I’ve completed my first few days of community culinary school. Our instructors have mercifully eased us into the semester with introductions, kitchen orientations, and pre-tests.
Of my classmates, I seem to be one of the only individuals in my age range, which I suppose isn’t that much different from my job.
I’m struck by the blunt honesty with which young people directly out of high school speak. This quality (usually) becomes more subtle with age, and it strikes me as refreshing.
I’ve never found myself pondering my age so frequently.
As a result, I find myself having maternal conversations with my high-school self during class. Most of them are reassuring.
I’m terrified of the school’s death trap parking lot. My car’s almost been T-boned, sideswiped, or backed-into at least four times, now. I think there was a fight yesterday. And by fight, I mean an enraged student on a motorbike shouting expletives.
Today’s pre-test revealed that I know nothing about increments of measurement and how they relate to one another. The same applies to knowing the proper names of kitchen utensils and vesicles.
I broke into a cold sweat as I tried to demonstrate that I could dismantle and reassemble a large slicer in front of my classmates.
Today, I picked up my first knife set. They’re not Wusthofs and I don’t care. They are vastly superior to the chipped Rachel Ray Santoku knife I’ve been using since college.

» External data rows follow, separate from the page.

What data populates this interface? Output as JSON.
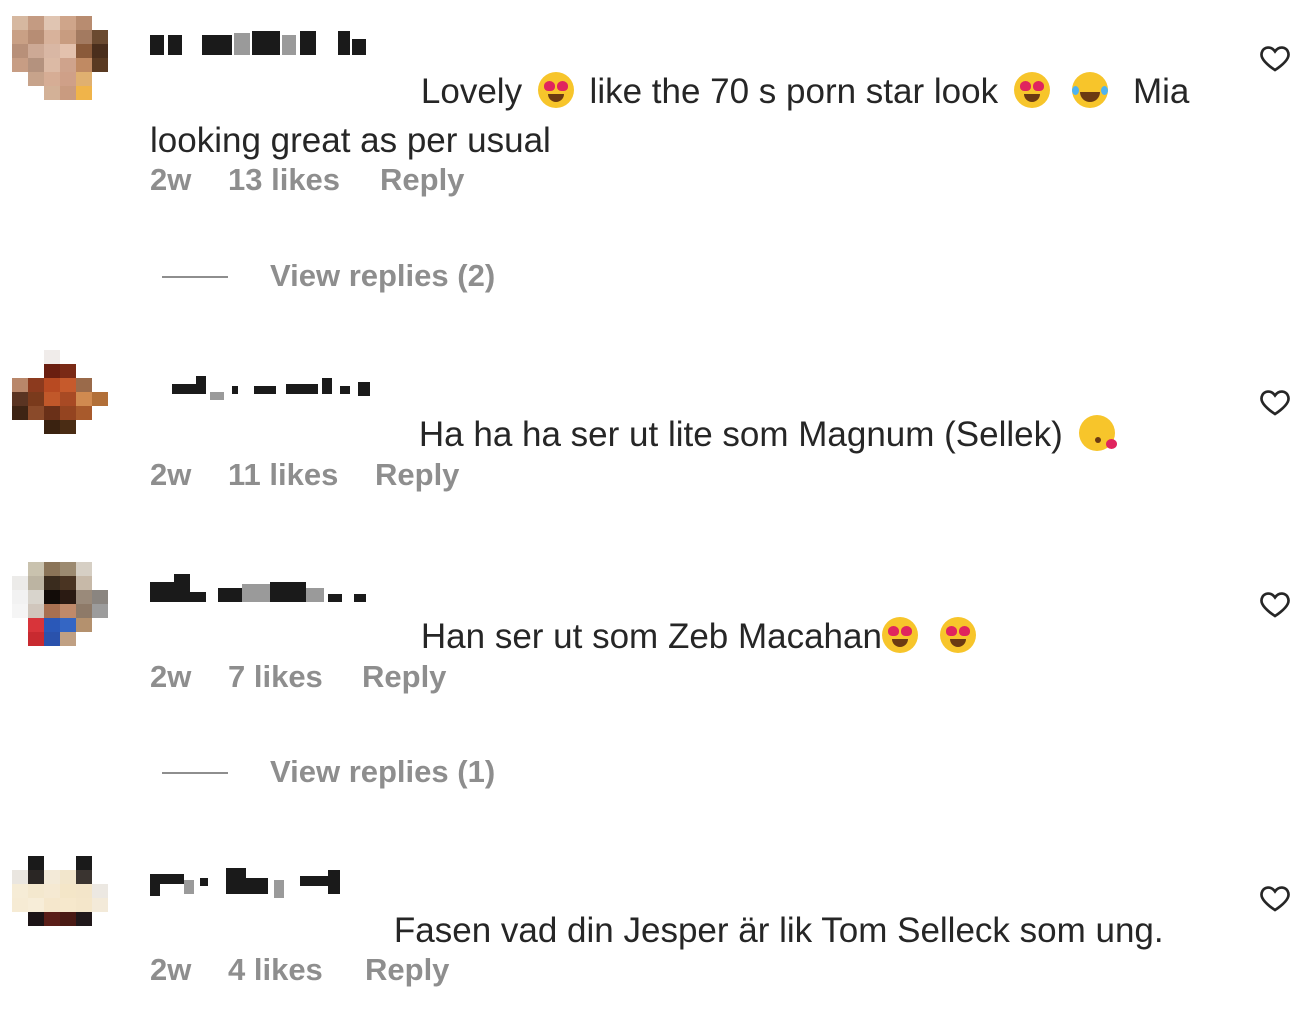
{
  "comments": [
    {
      "text_parts": [
        "Lovely ",
        " like the 70 s porn star look ",
        " ",
        "  Mia",
        "looking great as per usual"
      ],
      "emojis": [
        "heart-eyes-emoji",
        "heart-eyes-emoji",
        "laughing-emoji"
      ],
      "time": "2w",
      "likes": "13 likes",
      "reply_label": "Reply",
      "view_replies": "View replies (2)"
    },
    {
      "text_parts": [
        "Ha ha ha ser ut lite som Magnum (Sellek) "
      ],
      "emojis": [
        "kiss-emoji"
      ],
      "time": "2w",
      "likes": "11 likes",
      "reply_label": "Reply"
    },
    {
      "text_parts": [
        "Han ser ut som Zeb Macahan",
        " "
      ],
      "emojis": [
        "heart-eyes-emoji",
        "heart-eyes-emoji"
      ],
      "time": "2w",
      "likes": "7 likes",
      "reply_label": "Reply",
      "view_replies": "View replies (1)"
    },
    {
      "text_parts": [
        "Fasen vad din Jesper är lik Tom Selleck som ung."
      ],
      "emojis": [],
      "time": "2w",
      "likes": "4 likes",
      "reply_label": "Reply"
    }
  ],
  "icons": {
    "like": "heart-outline-icon",
    "avatar": "pixelated-avatar",
    "username": "pixelated-username"
  },
  "colors": {
    "text": "#262626",
    "meta": "#8e8e8e",
    "background": "#ffffff"
  }
}
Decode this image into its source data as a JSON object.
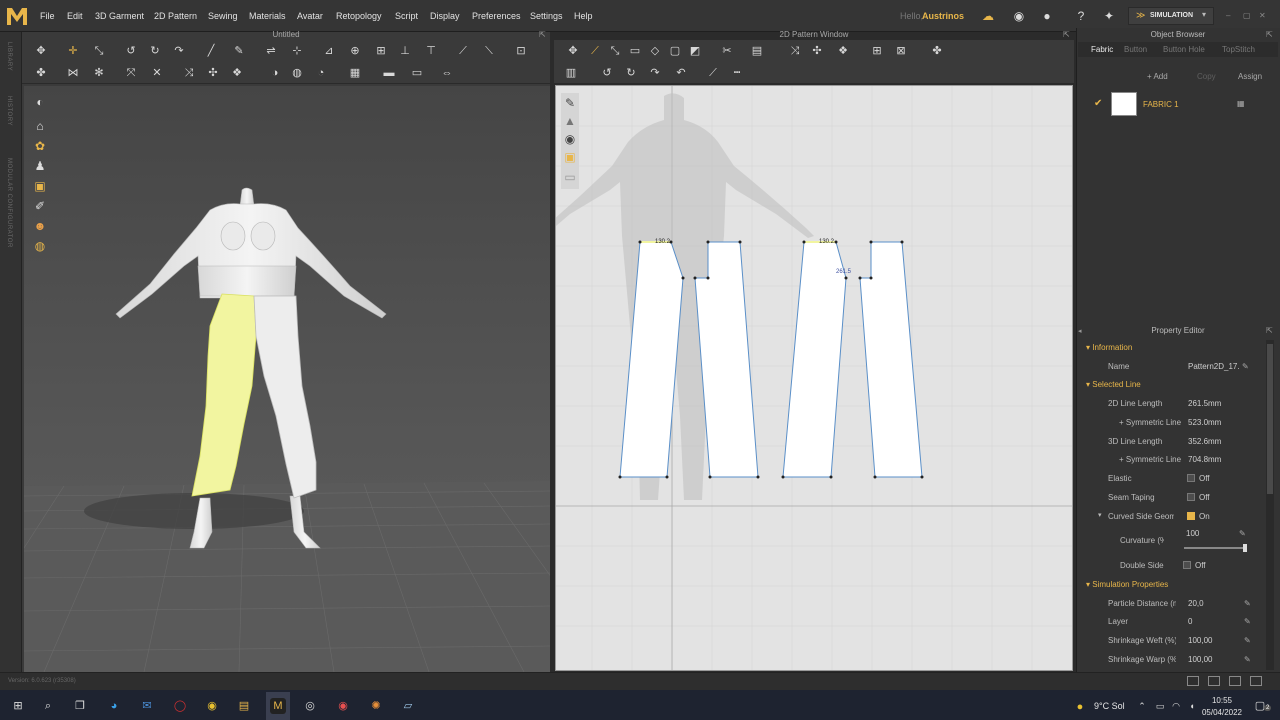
{
  "menu": {
    "items": [
      "File",
      "Edit",
      "3D Garment",
      "2D Pattern",
      "Sewing",
      "Materials",
      "Avatar",
      "Retopology",
      "Script",
      "Display",
      "Preferences",
      "Settings",
      "Help"
    ],
    "hello": "Hello,",
    "username": "Austrinos",
    "mode": "SIMULATION"
  },
  "left_bar": {
    "labels": [
      "LIBRARY",
      "HISTORY",
      "MODULAR CONFIGURATOR"
    ]
  },
  "panel_3d": {
    "title": "Untitled"
  },
  "panel_2d": {
    "title": "2D Pattern Window",
    "measurements": [
      "130.2",
      "130.2",
      "261.5"
    ]
  },
  "object_browser": {
    "title": "Object Browser",
    "tabs": [
      "Fabric",
      "Button",
      "Button Hole",
      "TopStitch"
    ],
    "actions": {
      "add": "+ Add",
      "copy": "Copy",
      "assign": "Assign"
    },
    "fabric_name": "FABRIC 1"
  },
  "property_editor": {
    "title": "Property Editor",
    "information": {
      "header": "Information",
      "name_label": "Name",
      "name_value": "Pattern2D_17..."
    },
    "selected_line": {
      "header": "Selected Line",
      "line2d_label": "2D Line Length",
      "line2d_value": "261.5mm",
      "sym1_label": "+ Symmetric Line",
      "sym1_value": "523.0mm",
      "line3d_label": "3D Line Length",
      "line3d_value": "352.6mm",
      "sym2_label": "+ Symmetric Line",
      "sym2_value": "704.8mm",
      "elastic_label": "Elastic",
      "elastic_value": "Off",
      "seam_label": "Seam Taping",
      "seam_value": "Off",
      "curved_label": "Curved Side Geometry",
      "curved_value": "On",
      "curvature_label": "Curvature (%)",
      "curvature_value": "100",
      "double_label": "Double Side",
      "double_value": "Off"
    },
    "simulation": {
      "header": "Simulation Properties",
      "particle_label": "Particle Distance (mm)",
      "particle_value": "20,0",
      "layer_label": "Layer",
      "layer_value": "0",
      "weft_label": "Shrinkage Weft (%)",
      "weft_value": "100,00",
      "warp_label": "Shrinkage Warp (%)",
      "warp_value": "100,00"
    }
  },
  "status": {
    "version": "Version: 6.0.623 (r35308)"
  },
  "taskbar": {
    "temperature": "9°C Sol",
    "time": "10:55",
    "date": "05/04/2022",
    "notifications": "2"
  },
  "colors": {
    "accent": "#e8b64a",
    "selection": "#f2f5a0",
    "outline": "#5a8fc8"
  }
}
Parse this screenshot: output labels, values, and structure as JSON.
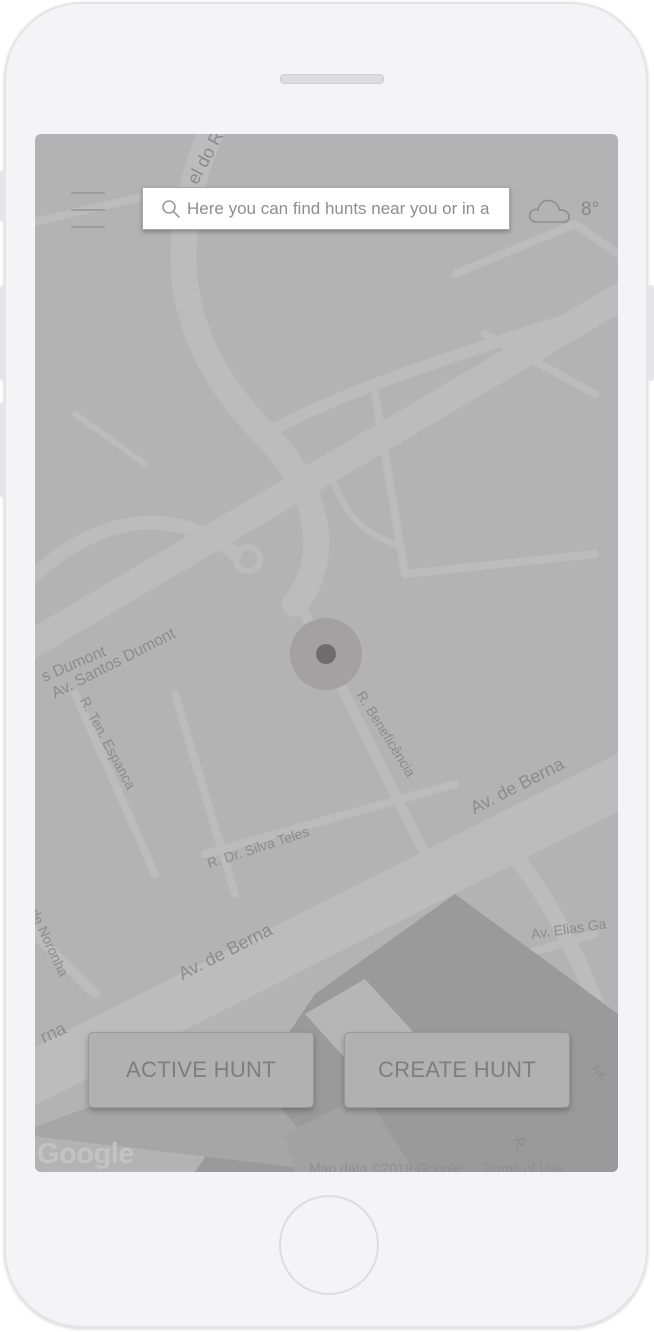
{
  "search": {
    "placeholder": "Here you can find hunts near you or in a"
  },
  "weather": {
    "icon": "cloud-icon",
    "temperature": "8°"
  },
  "map": {
    "streets": [
      {
        "id": "s-santos-dumont-1",
        "text": "s Dumont"
      },
      {
        "id": "s-santos-dumont-2",
        "text": "Av. Santos Dumont"
      },
      {
        "id": "s-ten-espanca",
        "text": "R. Ten. Espanca"
      },
      {
        "id": "s-beneficencia",
        "text": "R. Beneficência"
      },
      {
        "id": "s-de-berna-top",
        "text": "Av. de Berna"
      },
      {
        "id": "s-silva-teles",
        "text": "R. Dr. Silva Teles"
      },
      {
        "id": "s-de-berna-low",
        "text": "Av. de Berna"
      },
      {
        "id": "s-noronha",
        "text": "de Noronha"
      },
      {
        "id": "s-rna",
        "text": "rna"
      },
      {
        "id": "s-elias",
        "text": "Av. Elias Ga"
      },
      {
        "id": "s-av-right",
        "text": "Av."
      },
      {
        "id": "s-r-bottom",
        "text": "R."
      },
      {
        "id": "s-top",
        "text": "el do R"
      }
    ],
    "google_logo": "Google",
    "attribution": {
      "map_data": "Map data ©2019 Google",
      "terms": "Terms of Use"
    }
  },
  "buttons": {
    "active_hunt": "ACTIVE HUNT",
    "create_hunt": "CREATE HUNT"
  },
  "colors": {
    "map_background": "#b3b3b3",
    "road": "#bcbcbc",
    "location_ring": "#a3a1a2",
    "location_dot": "#6e6c6d"
  }
}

We’ve been reminded many times that as culinary students, we must not forget that we’re always on display. The kitchen lab is surrounded by windows, meaning the school can observe us as we prepare foods before and during meal service. This can basically be interpreted as, “Please don’t throw noodles.”
Waking up in the mornings to learn about food feels surreal. Even during the most trying days in culinary school this semester, I know I’ll be happier slinging salads or disinfecting industrial deli slicers than doing what I have, full-time, for the past nine months.
What we truly love will never go away. Our interests and passions won’t diminish with time or fade gently into the night. My interest in all things food hasn’t and won’t.
Unfortunately, I have the sinking feeling that this enduring passion for food will not make me any better at kitchen math class.
Fractions or ratios, anyone?